Why a contest and not just an open space? What's your thinking about this? Dweinberger 13:47, 14 January 2010 (UTC)
Thank you for pointing at the possibilities of open space A contest would create incentives for students and a possibility to collaborate with established institutions. Further it would generate exposure and attract sponsors. But that it on a organizational level. An approach in which teams get involved in a contest creates a need to negotiate and discuss transactions, thereby making implicit insights of the Wikimedia community explicit. We have a general idea on what topics advocacy can be done. We perceive a need to have desciption of localised knowledge on state regulation and ways to influence the discussions about regulating the internet. We discussed the possibilities and limitations of asking voluntary help of lawyers. We are interested to search for allies in organisations with similar objectives. We look for an approach to make advocacy that is in line with the mission and at the same time fosters the diversity of motivations for people to get involved in Wikimedia projects. Can this be achieved by proclaiming an open space? Esther H 11:53, 15 January 2010 (UTC)
I meant "open space" as simply an open space for posting ideas and essays, not an Open Space meeting (although I like those, too). When you say that it would "create a need to negotiate and discuss transactions," I assume you mean among the contest evaluators, since the contestants could simply write an essay. Choosing a winner seems to me to work against the idea that there are many ideas worth airing. But maybe I'm misunderstanding what you mean by a contest. How do you see it working? How would it be judged? What would winning the contest mean? Dweinberger 16:48, 15 January 2010 (UTC)
Thank you for helping us to think ahead on the recommendation of drafting an esay contest to involve students in law or political science in advocacy issues concerning Wikipedia. It is a good idea to also have an open space to elaborate approaches to advocacy.
Your book [Everything is miscellaneous http://www.everythingismiscellaneous.com/] made me understand that an essay contest goes against the second part of the strategy for going miscellaneous: include and postpone(p. 114). Indeed the contributions in the Wikimedia community are mainly re-active. The argument in favour to have a contest -next to an open space- would be that such a organization effort is needed to prepare to engage the community to take a stance when needed. Yet, I agree that it is important to have conversations to improve expertise ( p.145) in all stages of organizing this contest. The open space could be a forum.
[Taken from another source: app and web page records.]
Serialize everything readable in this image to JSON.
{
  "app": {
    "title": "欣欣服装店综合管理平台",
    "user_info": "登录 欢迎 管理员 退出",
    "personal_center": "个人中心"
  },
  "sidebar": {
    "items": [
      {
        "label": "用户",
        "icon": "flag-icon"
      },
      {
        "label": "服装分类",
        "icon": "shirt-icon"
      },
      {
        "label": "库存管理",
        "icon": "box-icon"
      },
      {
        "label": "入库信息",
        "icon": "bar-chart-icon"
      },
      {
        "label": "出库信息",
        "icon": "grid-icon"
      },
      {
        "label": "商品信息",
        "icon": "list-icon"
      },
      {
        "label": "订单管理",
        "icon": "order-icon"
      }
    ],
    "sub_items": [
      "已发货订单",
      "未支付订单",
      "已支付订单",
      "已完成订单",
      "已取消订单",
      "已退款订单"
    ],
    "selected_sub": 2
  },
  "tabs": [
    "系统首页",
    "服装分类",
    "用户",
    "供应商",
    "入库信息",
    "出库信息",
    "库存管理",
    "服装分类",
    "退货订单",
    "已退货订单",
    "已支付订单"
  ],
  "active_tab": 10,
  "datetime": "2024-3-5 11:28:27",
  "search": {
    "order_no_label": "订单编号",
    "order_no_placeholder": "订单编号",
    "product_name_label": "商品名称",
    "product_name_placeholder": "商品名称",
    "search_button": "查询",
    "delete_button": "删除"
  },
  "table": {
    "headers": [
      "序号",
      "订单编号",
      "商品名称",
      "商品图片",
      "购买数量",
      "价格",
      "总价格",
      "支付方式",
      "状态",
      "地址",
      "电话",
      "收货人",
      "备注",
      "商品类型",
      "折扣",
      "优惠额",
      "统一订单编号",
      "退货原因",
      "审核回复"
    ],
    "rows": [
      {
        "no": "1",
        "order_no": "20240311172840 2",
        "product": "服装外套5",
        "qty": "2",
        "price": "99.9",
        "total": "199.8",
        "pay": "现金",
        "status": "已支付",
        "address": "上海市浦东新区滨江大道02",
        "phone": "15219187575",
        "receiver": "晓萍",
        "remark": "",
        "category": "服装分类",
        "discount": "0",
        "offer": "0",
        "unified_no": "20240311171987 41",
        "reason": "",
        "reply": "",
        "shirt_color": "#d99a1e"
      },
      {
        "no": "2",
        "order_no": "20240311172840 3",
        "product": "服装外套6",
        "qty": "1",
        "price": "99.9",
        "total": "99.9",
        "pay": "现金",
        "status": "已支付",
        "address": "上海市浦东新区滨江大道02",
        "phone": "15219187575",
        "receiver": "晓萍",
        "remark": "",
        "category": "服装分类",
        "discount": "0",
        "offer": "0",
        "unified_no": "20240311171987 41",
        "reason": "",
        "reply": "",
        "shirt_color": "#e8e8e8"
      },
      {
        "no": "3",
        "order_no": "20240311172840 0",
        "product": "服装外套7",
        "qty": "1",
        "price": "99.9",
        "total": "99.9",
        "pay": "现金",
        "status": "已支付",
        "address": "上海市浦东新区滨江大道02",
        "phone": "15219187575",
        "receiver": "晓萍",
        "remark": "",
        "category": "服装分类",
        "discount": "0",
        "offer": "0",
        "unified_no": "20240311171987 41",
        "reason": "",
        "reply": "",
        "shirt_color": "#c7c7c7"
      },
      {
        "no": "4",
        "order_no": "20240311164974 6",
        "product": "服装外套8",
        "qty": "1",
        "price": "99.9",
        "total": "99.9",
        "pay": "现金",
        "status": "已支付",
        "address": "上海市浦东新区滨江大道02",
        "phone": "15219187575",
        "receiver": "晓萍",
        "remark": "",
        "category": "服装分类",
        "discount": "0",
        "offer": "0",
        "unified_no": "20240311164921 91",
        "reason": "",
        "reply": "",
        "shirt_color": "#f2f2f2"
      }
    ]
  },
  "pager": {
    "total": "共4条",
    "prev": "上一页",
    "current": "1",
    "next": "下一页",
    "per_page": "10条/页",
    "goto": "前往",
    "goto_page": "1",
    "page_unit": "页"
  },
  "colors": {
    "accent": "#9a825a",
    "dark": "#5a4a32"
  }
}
I discussed your question on the criteria for winning the contest with some experienced members of the Dutch Wikipedia chapter. They mention that writing contests are now increasingly common to get featured articles in Wikipedia. We could built upon that experience.
Metrics on use relevance of the pages, can be used next to some authorative judgement. In the case that the first contest would adress a European topic than a provision for the multilingual character of communication in Europe would be needed.
To introduce students to the topic some preparatory reading must be arranged. Discussion with participating faculty is needed for that purpose. The [material on Wikipedia http://cyber.law.harvard.edu/cyberlaw_winter10/Future_of_Wikipedia] used by students of Jonathan Zittrain in the course Difficult problems for cyberlaw can serve as an example. s Esther H 11:43, 25 January 2010 (UTC)
Yes, advocate free online libraries
I think Wikimedia should favor free online libraries of copyrighted works. Such libraries could work like regular libraries. They could licence a number of copies of a new book for example for that number of people to look at at a time. Like software has free trial periods, a copyrighted book or magazine could have a free reading period. Since poor people wouldn't buy those books anyway, letting them read those books would help in word-of-mouth advertising. If they were in PDF format, some pages could inlcude advertisements from corporate sponcers like some paperbacks do. The libraries could also make it easier for wealthy people to buy copies of the book. More ways to get around the Google lawsuit can probably be thought of. So, yes, Wikimedia should favor free online libraries of copyrighted works. --Chuck Marean 22:04, 30 January 2010 (UTC)
In the section "Why is it not already done?" there is a misspelling in the third sentence. The word should be "extent", not "extend."188.8.131.52